Data provided
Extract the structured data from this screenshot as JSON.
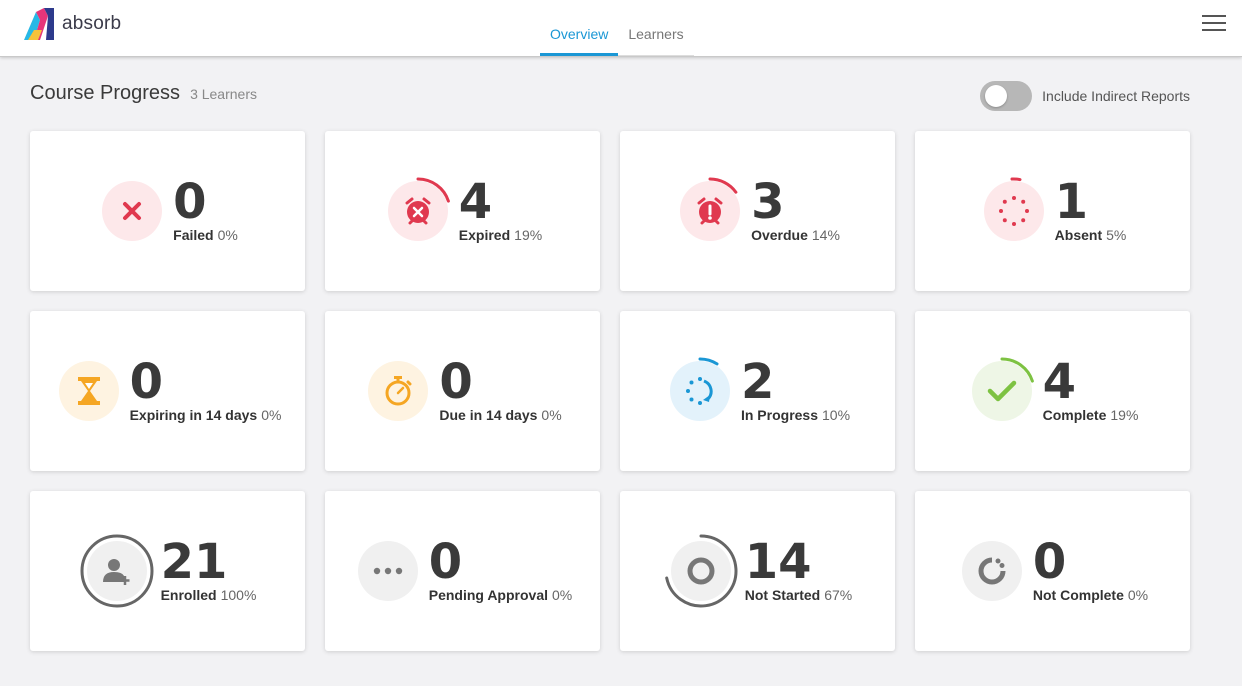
{
  "header": {
    "logo_text": "absorb",
    "tabs": [
      {
        "label": "Overview",
        "active": true
      },
      {
        "label": "Learners",
        "active": false
      }
    ]
  },
  "page": {
    "title": "Course Progress",
    "subtitle": "3 Learners",
    "toggle_label": "Include Indirect Reports",
    "toggle_on": false
  },
  "cards": [
    {
      "value": "0",
      "label": "Failed",
      "percent": "0%",
      "icon": "x-icon",
      "color": "#e0394f"
    },
    {
      "value": "4",
      "label": "Expired",
      "percent": "19%",
      "icon": "alarm-clock-x-icon",
      "color": "#e0394f"
    },
    {
      "value": "3",
      "label": "Overdue",
      "percent": "14%",
      "icon": "alarm-clock-exclamation-icon",
      "color": "#e0394f"
    },
    {
      "value": "1",
      "label": "Absent",
      "percent": "5%",
      "icon": "dotted-circle-icon",
      "color": "#e0394f"
    },
    {
      "value": "0",
      "label": "Expiring in 14 days",
      "percent": "0%",
      "icon": "hourglass-icon",
      "color": "#f5a623"
    },
    {
      "value": "0",
      "label": "Due in 14 days",
      "percent": "0%",
      "icon": "stopwatch-icon",
      "color": "#f5a623"
    },
    {
      "value": "2",
      "label": "In Progress",
      "percent": "10%",
      "icon": "progress-arrow-icon",
      "color": "#1a97d5"
    },
    {
      "value": "4",
      "label": "Complete",
      "percent": "19%",
      "icon": "checkmark-icon",
      "color": "#7dc242"
    },
    {
      "value": "21",
      "label": "Enrolled",
      "percent": "100%",
      "icon": "user-plus-icon",
      "color": "#666666"
    },
    {
      "value": "0",
      "label": "Pending Approval",
      "percent": "0%",
      "icon": "ellipsis-icon",
      "color": "#666666"
    },
    {
      "value": "14",
      "label": "Not Started",
      "percent": "67%",
      "icon": "ring-icon",
      "color": "#666666"
    },
    {
      "value": "0",
      "label": "Not Complete",
      "percent": "0%",
      "icon": "partial-circle-icon",
      "color": "#666666"
    }
  ]
}
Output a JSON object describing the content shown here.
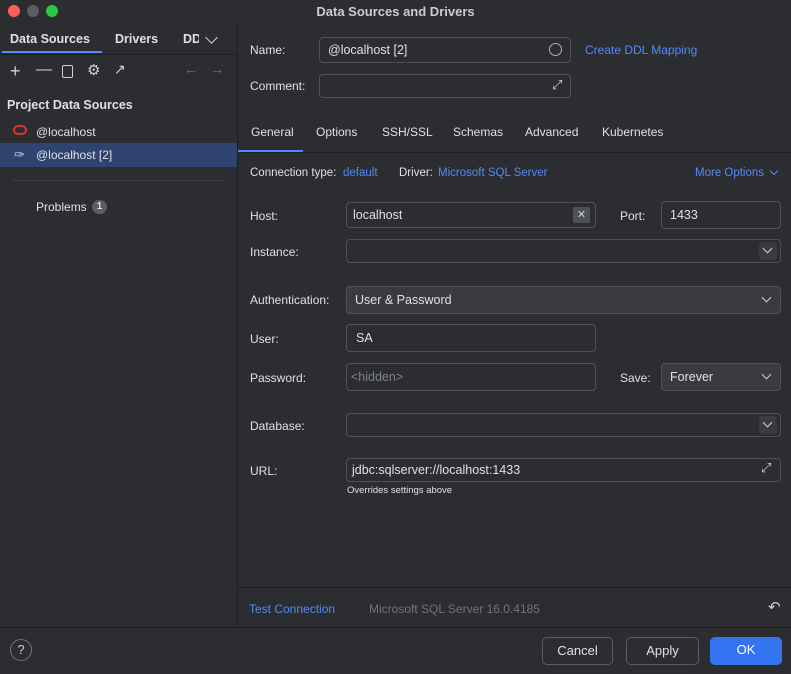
{
  "window": {
    "title": "Data Sources and Drivers"
  },
  "left": {
    "tabs": [
      "Data Sources",
      "Drivers",
      "DD"
    ],
    "section_title": "Project Data Sources",
    "sources": [
      {
        "label": "@localhost",
        "icon": "oracle-icon"
      },
      {
        "label": "@localhost [2]",
        "icon": "sqlserver-icon",
        "selected": true
      }
    ],
    "problems_label": "Problems",
    "problems_count": "1"
  },
  "form": {
    "name_label": "Name:",
    "name_value": "@localhost [2]",
    "create_ddl": "Create DDL Mapping",
    "comment_label": "Comment:",
    "tabs": [
      "General",
      "Options",
      "SSH/SSL",
      "Schemas",
      "Advanced",
      "Kubernetes"
    ],
    "active_tab": "General",
    "connection_type_label": "Connection type:",
    "connection_type_value": "default",
    "driver_label": "Driver:",
    "driver_value": "Microsoft SQL Server",
    "more_options": "More Options",
    "host_label": "Host:",
    "host_value": "localhost",
    "port_label": "Port:",
    "port_value": "1433",
    "instance_label": "Instance:",
    "auth_label": "Authentication:",
    "auth_value": "User & Password",
    "user_label": "User:",
    "user_value": "SA",
    "password_label": "Password:",
    "password_placeholder": "<hidden>",
    "save_label": "Save:",
    "save_value": "Forever",
    "database_label": "Database:",
    "url_label": "URL:",
    "url_value": "jdbc:sqlserver://localhost:1433",
    "url_hint": "Overrides settings above"
  },
  "footer": {
    "test_connection": "Test Connection",
    "server_version": "Microsoft SQL Server 16.0.4185",
    "help": "?",
    "cancel": "Cancel",
    "apply": "Apply",
    "ok": "OK"
  },
  "colors": {
    "accent": "#548af7",
    "ok_button": "#3574f0",
    "selected_row": "#2e436e",
    "close": "#ff5f57",
    "minimize": "#febc2e",
    "maximize": "#28c840"
  }
}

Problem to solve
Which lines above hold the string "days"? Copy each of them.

Problem solution
      "label": "Expiring in 14 days",
      "label": "Due in 14 days",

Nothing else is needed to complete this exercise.